### REQUIRED ACTION:
Write the entries out in full, matching them exactly.

### DATASET:
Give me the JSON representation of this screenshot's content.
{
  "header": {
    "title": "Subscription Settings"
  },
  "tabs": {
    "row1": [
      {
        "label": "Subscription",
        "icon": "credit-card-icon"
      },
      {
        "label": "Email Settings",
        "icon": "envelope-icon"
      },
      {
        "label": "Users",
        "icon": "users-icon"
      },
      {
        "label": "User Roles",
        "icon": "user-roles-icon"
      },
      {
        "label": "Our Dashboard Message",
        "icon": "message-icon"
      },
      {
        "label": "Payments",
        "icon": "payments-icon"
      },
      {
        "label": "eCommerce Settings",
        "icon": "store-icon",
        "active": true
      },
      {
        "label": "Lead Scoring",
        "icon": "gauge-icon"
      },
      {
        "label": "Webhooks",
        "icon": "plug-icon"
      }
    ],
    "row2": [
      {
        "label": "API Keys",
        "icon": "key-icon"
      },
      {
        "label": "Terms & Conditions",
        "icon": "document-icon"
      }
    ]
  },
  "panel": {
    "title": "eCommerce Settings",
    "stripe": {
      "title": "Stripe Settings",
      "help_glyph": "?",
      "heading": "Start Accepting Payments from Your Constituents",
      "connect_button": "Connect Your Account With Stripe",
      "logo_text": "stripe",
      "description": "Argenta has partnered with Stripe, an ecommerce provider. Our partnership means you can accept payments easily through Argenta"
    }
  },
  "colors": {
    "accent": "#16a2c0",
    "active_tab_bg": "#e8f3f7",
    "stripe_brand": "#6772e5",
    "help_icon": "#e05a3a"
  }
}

### RESPONSE BOX:
Give me the JSON representation of this screenshot's content.
{
  "header": {
    "title": "Subscription Settings"
  },
  "tabs": {
    "row1": [
      {
        "label": "Subscription",
        "icon": "credit-card-icon"
      },
      {
        "label": "Email Settings",
        "icon": "envelope-icon"
      },
      {
        "label": "Users",
        "icon": "users-icon"
      },
      {
        "label": "User Roles",
        "icon": "user-roles-icon"
      },
      {
        "label": "Our Dashboard Message",
        "icon": "message-icon"
      },
      {
        "label": "Payments",
        "icon": "payments-icon"
      },
      {
        "label": "eCommerce Settings",
        "icon": "store-icon",
        "active": true
      },
      {
        "label": "Lead Scoring",
        "icon": "gauge-icon"
      },
      {
        "label": "Webhooks",
        "icon": "plug-icon"
      }
    ],
    "row2": [
      {
        "label": "API Keys",
        "icon": "key-icon"
      },
      {
        "label": "Terms & Conditions",
        "icon": "document-icon"
      }
    ]
  },
  "panel": {
    "title": "eCommerce Settings",
    "stripe": {
      "title": "Stripe Settings",
      "help_glyph": "?",
      "heading": "Start Accepting Payments from Your Constituents",
      "connect_button": "Connect Your Account With Stripe",
      "logo_text": "stripe",
      "description": "Argenta has partnered with Stripe, an ecommerce provider. Our partnership means you can accept payments easily through Argenta"
    }
  },
  "colors": {
    "accent": "#16a2c0",
    "active_tab_bg": "#e8f3f7",
    "stripe_brand": "#6772e5",
    "help_icon": "#e05a3a"
  }
}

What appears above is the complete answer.